● Excerpts from an interface dataset

○ ○ ○ ○ ○ ○ ○

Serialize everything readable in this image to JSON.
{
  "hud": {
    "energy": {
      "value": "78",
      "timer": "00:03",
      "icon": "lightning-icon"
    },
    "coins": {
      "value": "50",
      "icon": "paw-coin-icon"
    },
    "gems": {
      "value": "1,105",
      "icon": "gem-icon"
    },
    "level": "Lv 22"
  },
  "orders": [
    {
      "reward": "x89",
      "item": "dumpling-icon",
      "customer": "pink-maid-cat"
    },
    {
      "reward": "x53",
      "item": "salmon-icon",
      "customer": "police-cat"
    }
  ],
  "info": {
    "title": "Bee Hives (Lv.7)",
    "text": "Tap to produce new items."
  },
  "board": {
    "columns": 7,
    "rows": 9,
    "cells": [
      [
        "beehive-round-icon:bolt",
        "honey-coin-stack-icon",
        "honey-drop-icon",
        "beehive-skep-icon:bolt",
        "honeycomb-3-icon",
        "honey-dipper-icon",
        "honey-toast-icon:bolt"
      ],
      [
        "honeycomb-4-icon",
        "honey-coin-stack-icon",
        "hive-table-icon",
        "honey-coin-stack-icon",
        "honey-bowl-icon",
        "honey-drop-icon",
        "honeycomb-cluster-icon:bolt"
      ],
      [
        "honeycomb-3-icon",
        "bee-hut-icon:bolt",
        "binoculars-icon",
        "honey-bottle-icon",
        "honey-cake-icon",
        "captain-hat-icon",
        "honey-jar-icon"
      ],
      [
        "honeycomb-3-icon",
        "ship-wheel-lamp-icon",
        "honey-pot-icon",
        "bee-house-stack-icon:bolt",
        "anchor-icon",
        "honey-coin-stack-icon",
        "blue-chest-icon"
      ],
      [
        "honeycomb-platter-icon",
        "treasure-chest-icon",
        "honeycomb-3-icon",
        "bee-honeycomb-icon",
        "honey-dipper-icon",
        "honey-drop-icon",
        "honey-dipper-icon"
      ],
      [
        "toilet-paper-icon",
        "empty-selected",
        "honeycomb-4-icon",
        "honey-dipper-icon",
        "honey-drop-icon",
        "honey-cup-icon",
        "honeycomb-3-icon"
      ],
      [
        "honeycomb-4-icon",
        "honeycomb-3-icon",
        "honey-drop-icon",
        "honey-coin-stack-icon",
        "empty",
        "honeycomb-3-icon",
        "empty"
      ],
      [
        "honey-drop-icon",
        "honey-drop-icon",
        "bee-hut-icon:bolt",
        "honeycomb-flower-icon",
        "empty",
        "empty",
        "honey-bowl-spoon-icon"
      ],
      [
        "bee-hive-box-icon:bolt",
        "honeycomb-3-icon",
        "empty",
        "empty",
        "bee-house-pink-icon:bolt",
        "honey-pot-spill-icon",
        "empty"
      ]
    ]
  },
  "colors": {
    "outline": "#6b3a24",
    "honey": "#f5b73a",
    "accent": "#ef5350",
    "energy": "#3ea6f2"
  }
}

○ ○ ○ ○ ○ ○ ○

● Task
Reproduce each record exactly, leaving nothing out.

● Answer to the exercise
Serialize everything readable in this image to JSON.
{
  "hud": {
    "energy": {
      "value": "78",
      "timer": "00:03",
      "icon": "lightning-icon"
    },
    "coins": {
      "value": "50",
      "icon": "paw-coin-icon"
    },
    "gems": {
      "value": "1,105",
      "icon": "gem-icon"
    },
    "level": "Lv 22"
  },
  "orders": [
    {
      "reward": "x89",
      "item": "dumpling-icon",
      "customer": "pink-maid-cat"
    },
    {
      "reward": "x53",
      "item": "salmon-icon",
      "customer": "police-cat"
    }
  ],
  "info": {
    "title": "Bee Hives (Lv.7)",
    "text": "Tap to produce new items."
  },
  "board": {
    "columns": 7,
    "rows": 9,
    "cells": [
      [
        "beehive-round-icon:bolt",
        "honey-coin-stack-icon",
        "honey-drop-icon",
        "beehive-skep-icon:bolt",
        "honeycomb-3-icon",
        "honey-dipper-icon",
        "honey-toast-icon:bolt"
      ],
      [
        "honeycomb-4-icon",
        "honey-coin-stack-icon",
        "hive-table-icon",
        "honey-coin-stack-icon",
        "honey-bowl-icon",
        "honey-drop-icon",
        "honeycomb-cluster-icon:bolt"
      ],
      [
        "honeycomb-3-icon",
        "bee-hut-icon:bolt",
        "binoculars-icon",
        "honey-bottle-icon",
        "honey-cake-icon",
        "captain-hat-icon",
        "honey-jar-icon"
      ],
      [
        "honeycomb-3-icon",
        "ship-wheel-lamp-icon",
        "honey-pot-icon",
        "bee-house-stack-icon:bolt",
        "anchor-icon",
        "honey-coin-stack-icon",
        "blue-chest-icon"
      ],
      [
        "honeycomb-platter-icon",
        "treasure-chest-icon",
        "honeycomb-3-icon",
        "bee-honeycomb-icon",
        "honey-dipper-icon",
        "honey-drop-icon",
        "honey-dipper-icon"
      ],
      [
        "toilet-paper-icon",
        "empty-selected",
        "honeycomb-4-icon",
        "honey-dipper-icon",
        "honey-drop-icon",
        "honey-cup-icon",
        "honeycomb-3-icon"
      ],
      [
        "honeycomb-4-icon",
        "honeycomb-3-icon",
        "honey-drop-icon",
        "honey-coin-stack-icon",
        "empty",
        "honeycomb-3-icon",
        "empty"
      ],
      [
        "honey-drop-icon",
        "honey-drop-icon",
        "bee-hut-icon:bolt",
        "honeycomb-flower-icon",
        "empty",
        "empty",
        "honey-bowl-spoon-icon"
      ],
      [
        "bee-hive-box-icon:bolt",
        "honeycomb-3-icon",
        "empty",
        "empty",
        "bee-house-pink-icon:bolt",
        "honey-pot-spill-icon",
        "empty"
      ]
    ]
  },
  "colors": {
    "outline": "#6b3a24",
    "honey": "#f5b73a",
    "accent": "#ef5350",
    "energy": "#3ea6f2"
  }
}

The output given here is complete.